# ACTION ITEM
Search the entries below. Return every line that has "this" in it.

# SOURCE MATERIAL
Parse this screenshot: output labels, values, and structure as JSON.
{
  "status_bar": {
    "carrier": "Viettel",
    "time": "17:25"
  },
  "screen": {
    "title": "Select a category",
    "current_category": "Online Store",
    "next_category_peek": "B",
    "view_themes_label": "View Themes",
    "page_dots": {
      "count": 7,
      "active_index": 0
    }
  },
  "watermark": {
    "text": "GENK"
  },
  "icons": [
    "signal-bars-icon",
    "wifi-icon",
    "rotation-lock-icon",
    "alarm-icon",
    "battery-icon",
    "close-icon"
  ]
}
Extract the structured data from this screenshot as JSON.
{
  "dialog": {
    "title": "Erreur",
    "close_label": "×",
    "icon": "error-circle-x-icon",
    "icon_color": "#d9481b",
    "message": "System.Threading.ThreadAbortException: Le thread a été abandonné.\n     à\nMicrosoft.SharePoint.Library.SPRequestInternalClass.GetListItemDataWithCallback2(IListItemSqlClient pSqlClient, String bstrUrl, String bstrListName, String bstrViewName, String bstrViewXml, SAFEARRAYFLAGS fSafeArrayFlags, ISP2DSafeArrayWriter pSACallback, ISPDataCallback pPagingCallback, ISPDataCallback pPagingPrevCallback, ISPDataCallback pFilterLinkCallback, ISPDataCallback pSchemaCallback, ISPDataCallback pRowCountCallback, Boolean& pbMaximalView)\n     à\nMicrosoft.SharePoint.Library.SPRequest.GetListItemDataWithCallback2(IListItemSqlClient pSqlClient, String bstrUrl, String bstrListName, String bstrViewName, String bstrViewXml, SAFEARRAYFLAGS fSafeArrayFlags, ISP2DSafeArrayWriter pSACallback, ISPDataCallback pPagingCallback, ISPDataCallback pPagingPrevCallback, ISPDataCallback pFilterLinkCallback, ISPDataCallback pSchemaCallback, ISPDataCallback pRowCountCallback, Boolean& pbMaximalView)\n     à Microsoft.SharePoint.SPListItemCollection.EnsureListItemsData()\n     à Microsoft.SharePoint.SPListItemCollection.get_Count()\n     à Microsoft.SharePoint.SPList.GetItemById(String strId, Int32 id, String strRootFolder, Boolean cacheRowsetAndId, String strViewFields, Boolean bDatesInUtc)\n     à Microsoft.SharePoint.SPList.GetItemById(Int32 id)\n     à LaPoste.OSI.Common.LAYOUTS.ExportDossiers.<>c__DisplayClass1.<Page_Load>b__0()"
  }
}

# RESULT OF THE EXERCISE
Parse this screenshot: output labels, values, and structure as JSON.
Extract the structured data from this screenshot as JSON.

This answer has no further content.